Canada's heavily protected markets, which have been a barrier to New Zealand's agricultural exports, face an overhaul after the North American nation formally joined the Trans-Pacific Partnership trade negotiations.
Standing in for Trade Minister Ed Fast, Canada's Minister of Canadian Heritage and Official Languages James Moore said his country has formally joined the negotiations, which seek to bring down trade barriers and align regulatory settings. Canada joins Australia, Brunei, Chile, Malaysia, New Zealand, Peru, Singapore, the US and Vietnam in the formal negotiations, with the next round to be held in Auckland in December.
"Opening new markets and increasing Canadian exports to fast-growing markets throughout the Asia-Pacific region is a key part of our government's plan to create jobs, growth and long-term prosperity," Moore said. "The region is a priority market for Canadian businesses, offering enormous opportunities to our exporters."
The TPP negotiations, which grew from New Zealand's P4 deal with Chile, Brunei and Singapore, have been widely opposed by anti-globalisation activists and academics over intellectual property demands made by the US and provisions that would let companies sue governments if policy decisions erode their profits.
Canada and Mexico were invited to join the TPP talks in June, adding momentum to the negotiations, as the US pursues opportunities to consolidate its trade presence in the region. Japan is also considering joining the talks, and is seen as a lynchpin in giving the TPP global heft.
In submissions to the Ministry of Foreign Affairs on the inclusion of Canada, Mexico and Japan, Business New Zealand said Canada was the most problematic and should be given the lowest priority.
Canada's supply management was "particularly egregious, imposing tariffs as high as 250 per cent to 300 per cent on dairy exports and imposing quotas on beef exports," the business lobby group said.
New Zealand exported $576 million of goods to Canada in the year ended August 31, accounting for about 1.2 per cent of the country's total exports.
In a submission to MFAT, Canadian High Commissioner to New Zealand Caroline Chretien said her nation was moving to liberalise trade and free up markets as it ramped up its own bilateral free trade deals. The country's inclusion would also give New Zealand greater access to the North American regional free trade block, she said.
"Canada's membership in the TPP would maximise and leverage efforts by New Zealand companies to participate in North America's integrated global value chains, as Canada and the United States largely operate as an integrated market with many industries spanning the border," she said.

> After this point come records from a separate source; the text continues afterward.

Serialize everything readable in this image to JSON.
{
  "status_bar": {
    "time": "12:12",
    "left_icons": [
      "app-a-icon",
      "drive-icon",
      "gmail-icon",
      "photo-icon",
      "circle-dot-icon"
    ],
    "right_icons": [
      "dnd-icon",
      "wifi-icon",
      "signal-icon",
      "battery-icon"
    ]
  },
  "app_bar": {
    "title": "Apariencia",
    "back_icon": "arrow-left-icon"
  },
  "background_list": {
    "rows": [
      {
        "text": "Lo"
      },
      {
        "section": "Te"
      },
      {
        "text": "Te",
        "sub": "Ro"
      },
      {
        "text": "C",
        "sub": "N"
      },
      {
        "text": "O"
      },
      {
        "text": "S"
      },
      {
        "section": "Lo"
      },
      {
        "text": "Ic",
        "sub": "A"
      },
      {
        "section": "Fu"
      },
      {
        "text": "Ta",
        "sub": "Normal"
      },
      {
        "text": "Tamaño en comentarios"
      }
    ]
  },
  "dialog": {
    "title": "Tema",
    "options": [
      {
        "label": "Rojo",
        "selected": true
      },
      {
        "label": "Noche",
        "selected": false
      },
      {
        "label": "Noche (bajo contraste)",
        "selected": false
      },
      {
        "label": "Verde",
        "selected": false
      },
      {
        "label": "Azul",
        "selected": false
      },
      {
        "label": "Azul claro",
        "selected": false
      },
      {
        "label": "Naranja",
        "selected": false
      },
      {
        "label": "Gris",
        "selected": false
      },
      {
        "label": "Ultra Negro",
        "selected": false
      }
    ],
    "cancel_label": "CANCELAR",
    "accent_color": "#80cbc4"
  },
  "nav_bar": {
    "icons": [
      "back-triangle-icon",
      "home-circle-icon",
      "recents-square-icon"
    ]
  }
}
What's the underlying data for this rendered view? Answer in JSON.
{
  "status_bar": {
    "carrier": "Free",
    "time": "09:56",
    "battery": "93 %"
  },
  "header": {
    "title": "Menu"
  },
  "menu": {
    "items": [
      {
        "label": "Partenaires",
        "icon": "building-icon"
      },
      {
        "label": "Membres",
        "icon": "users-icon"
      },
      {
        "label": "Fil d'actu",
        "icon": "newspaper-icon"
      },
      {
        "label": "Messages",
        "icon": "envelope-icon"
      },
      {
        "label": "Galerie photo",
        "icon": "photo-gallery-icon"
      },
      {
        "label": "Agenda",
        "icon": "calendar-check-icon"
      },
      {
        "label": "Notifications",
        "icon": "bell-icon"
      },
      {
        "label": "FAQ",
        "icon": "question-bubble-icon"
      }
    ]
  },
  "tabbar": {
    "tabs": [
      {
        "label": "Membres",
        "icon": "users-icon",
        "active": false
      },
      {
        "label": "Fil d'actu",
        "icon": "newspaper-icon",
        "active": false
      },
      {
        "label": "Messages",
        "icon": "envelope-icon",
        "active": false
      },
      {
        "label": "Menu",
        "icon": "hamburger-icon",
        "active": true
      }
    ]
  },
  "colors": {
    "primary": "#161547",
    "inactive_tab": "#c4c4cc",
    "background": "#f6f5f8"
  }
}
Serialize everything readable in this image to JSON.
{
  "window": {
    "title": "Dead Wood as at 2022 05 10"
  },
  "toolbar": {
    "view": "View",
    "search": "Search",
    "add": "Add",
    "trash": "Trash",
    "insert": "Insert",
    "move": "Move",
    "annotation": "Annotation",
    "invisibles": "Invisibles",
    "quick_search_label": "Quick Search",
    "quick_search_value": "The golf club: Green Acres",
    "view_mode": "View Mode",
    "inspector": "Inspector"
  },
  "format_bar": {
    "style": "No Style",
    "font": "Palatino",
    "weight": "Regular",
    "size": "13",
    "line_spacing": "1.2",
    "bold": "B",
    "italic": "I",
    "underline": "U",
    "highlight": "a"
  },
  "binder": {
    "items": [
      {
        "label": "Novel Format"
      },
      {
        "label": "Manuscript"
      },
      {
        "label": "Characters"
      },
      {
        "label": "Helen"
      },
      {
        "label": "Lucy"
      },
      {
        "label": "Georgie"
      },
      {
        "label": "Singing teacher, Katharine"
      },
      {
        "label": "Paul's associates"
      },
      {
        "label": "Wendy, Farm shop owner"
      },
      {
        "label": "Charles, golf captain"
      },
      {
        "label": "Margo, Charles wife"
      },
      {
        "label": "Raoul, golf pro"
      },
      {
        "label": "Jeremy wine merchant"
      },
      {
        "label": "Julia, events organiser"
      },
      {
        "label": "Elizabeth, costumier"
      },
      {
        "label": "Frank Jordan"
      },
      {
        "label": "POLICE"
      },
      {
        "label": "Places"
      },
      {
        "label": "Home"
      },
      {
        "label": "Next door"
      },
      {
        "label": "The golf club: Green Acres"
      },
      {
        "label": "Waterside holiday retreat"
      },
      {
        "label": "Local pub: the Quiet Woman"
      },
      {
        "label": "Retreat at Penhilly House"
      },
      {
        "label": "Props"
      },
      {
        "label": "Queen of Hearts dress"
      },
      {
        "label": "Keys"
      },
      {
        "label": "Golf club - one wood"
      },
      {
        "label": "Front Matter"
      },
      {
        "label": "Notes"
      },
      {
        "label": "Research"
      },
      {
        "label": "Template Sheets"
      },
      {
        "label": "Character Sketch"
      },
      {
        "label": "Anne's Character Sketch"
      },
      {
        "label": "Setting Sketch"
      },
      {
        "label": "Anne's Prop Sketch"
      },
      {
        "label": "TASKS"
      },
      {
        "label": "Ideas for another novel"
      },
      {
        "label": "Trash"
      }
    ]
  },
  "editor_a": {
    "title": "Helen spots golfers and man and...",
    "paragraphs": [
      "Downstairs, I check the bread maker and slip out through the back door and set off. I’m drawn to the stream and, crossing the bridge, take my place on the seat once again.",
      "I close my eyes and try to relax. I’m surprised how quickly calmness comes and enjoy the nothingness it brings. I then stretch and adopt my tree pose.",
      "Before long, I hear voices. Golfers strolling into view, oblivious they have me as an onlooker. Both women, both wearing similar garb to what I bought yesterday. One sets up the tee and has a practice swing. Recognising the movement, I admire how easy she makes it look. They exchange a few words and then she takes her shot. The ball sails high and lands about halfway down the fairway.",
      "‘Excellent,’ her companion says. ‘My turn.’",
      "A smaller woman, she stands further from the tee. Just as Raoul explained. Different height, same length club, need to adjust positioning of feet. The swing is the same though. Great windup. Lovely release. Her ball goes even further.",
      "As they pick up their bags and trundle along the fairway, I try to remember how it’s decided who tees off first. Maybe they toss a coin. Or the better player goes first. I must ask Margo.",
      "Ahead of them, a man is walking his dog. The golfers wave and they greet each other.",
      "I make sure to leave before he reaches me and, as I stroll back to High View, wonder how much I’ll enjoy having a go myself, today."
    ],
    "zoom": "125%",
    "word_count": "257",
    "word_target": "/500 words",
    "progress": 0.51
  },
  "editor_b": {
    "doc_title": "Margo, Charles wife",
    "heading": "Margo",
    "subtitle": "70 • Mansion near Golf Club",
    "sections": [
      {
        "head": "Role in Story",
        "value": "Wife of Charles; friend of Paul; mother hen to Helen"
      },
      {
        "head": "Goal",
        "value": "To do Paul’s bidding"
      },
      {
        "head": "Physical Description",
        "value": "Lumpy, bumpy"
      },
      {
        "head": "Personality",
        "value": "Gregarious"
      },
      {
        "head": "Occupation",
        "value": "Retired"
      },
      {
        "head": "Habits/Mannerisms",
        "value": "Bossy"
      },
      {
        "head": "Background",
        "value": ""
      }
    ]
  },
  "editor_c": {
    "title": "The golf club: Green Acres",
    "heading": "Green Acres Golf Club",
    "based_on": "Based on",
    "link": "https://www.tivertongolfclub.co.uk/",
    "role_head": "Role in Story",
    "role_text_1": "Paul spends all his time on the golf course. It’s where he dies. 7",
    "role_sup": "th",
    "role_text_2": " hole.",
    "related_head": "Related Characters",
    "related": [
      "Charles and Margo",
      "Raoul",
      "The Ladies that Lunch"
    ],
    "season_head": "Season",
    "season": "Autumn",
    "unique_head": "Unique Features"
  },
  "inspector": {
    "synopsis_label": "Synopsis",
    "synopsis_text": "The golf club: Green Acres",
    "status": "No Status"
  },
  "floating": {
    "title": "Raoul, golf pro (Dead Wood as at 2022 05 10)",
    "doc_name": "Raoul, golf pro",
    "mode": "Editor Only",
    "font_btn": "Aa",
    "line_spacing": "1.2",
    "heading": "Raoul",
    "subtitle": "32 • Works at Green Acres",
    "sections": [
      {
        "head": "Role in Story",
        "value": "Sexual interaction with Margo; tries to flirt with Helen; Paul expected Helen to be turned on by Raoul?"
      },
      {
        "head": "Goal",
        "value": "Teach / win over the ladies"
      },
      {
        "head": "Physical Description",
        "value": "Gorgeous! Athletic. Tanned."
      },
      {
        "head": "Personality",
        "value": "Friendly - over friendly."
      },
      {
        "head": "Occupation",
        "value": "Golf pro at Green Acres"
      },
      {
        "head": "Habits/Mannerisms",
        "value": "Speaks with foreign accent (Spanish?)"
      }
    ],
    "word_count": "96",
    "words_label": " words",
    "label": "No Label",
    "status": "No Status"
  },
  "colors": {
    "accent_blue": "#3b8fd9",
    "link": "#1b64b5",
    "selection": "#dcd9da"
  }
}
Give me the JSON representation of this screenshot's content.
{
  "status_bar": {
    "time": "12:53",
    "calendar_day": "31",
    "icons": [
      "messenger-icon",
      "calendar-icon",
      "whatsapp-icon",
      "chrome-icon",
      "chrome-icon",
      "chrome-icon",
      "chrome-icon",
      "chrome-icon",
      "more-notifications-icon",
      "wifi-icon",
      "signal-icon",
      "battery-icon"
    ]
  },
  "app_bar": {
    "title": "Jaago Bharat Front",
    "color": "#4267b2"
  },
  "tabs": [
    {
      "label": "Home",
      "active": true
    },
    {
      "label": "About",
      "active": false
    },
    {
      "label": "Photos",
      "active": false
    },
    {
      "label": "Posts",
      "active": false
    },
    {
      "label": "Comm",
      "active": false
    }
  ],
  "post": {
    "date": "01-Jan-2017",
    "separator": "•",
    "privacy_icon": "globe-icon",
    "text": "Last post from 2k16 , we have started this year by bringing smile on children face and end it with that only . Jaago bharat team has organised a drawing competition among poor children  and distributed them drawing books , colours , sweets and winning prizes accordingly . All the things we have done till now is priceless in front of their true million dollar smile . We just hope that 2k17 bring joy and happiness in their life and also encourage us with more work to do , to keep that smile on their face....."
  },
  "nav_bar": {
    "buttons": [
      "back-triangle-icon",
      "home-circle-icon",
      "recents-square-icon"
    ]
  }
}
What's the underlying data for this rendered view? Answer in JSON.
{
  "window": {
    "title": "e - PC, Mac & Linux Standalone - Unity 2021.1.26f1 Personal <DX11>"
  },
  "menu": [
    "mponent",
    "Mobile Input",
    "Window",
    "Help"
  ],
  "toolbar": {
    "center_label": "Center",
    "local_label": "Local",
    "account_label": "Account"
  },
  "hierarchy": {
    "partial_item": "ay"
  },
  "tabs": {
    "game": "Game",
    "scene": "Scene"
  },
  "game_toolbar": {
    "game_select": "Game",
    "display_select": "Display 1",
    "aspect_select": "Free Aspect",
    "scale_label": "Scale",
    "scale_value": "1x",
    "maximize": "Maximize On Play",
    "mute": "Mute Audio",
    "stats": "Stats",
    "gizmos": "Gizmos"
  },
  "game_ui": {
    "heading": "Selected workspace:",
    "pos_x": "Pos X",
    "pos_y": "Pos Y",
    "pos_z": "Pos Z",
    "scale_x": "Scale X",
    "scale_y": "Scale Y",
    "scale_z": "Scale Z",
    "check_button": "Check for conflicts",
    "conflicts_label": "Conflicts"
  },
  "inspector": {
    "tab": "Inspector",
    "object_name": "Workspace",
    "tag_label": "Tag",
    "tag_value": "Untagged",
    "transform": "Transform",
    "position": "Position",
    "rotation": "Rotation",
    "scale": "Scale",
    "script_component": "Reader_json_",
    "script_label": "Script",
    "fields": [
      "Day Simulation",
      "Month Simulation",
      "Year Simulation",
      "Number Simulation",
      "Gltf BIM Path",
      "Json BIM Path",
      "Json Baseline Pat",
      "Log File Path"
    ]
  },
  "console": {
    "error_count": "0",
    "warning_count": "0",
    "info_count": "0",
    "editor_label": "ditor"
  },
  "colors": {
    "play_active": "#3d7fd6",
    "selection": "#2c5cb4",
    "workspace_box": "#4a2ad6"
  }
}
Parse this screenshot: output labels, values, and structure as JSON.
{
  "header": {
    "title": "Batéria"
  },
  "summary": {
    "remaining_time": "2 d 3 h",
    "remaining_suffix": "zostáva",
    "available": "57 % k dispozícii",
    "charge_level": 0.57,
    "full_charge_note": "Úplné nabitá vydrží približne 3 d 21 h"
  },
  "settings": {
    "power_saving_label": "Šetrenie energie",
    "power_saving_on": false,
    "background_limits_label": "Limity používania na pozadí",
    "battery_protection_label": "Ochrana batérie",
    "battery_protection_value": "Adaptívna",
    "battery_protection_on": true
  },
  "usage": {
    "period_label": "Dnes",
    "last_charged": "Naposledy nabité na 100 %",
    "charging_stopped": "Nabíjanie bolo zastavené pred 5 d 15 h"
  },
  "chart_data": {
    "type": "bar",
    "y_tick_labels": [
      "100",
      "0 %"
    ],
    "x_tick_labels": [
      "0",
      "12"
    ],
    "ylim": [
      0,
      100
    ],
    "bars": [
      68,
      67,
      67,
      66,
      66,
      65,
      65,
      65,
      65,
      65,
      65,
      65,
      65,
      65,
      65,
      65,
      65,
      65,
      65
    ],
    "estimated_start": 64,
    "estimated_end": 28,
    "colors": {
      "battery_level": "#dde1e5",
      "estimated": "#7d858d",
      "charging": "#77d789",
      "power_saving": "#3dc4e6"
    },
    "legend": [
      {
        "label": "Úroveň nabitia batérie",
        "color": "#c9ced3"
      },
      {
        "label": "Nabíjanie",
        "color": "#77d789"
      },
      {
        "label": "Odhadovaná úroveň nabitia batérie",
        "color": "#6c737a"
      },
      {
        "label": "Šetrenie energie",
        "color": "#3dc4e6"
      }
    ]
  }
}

"New Zealand exporters of intermediate goods would be disadvantaged if they do not have preferential access to the supply chains that cross the Canada-US border."